-- Work task --
Please copy out each line of the entries in which "プライマリ" appears.

Dataset rows for apps and sites
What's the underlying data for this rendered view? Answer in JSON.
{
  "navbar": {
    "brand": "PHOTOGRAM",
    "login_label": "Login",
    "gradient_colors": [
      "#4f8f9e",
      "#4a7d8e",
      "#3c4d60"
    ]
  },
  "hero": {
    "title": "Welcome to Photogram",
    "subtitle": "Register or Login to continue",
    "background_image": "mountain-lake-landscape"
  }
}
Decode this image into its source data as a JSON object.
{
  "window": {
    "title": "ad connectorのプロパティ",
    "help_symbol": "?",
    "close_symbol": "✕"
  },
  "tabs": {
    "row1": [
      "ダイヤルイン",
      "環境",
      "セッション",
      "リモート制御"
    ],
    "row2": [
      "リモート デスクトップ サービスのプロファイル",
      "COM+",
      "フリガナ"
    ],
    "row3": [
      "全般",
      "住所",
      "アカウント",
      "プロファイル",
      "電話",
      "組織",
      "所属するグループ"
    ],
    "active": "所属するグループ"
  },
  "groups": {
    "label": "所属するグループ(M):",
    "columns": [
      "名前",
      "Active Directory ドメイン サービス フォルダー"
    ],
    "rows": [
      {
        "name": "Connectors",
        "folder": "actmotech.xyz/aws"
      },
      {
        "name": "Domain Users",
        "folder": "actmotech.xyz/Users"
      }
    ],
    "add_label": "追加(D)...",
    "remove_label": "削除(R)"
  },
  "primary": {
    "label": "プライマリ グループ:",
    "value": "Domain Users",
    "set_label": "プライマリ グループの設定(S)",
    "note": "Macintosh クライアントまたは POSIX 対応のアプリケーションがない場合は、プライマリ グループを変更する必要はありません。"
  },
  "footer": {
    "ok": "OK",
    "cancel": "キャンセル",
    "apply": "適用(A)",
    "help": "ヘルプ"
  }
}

-- Reply --
    "label": "プライマリ グループ:",
    "set_label": "プライマリ グループの設定(S)",
    "note": "Macintosh クライアントまたは POSIX 対応のアプリケーションがない場合は、プライマリ グループを変更する必要はありません。"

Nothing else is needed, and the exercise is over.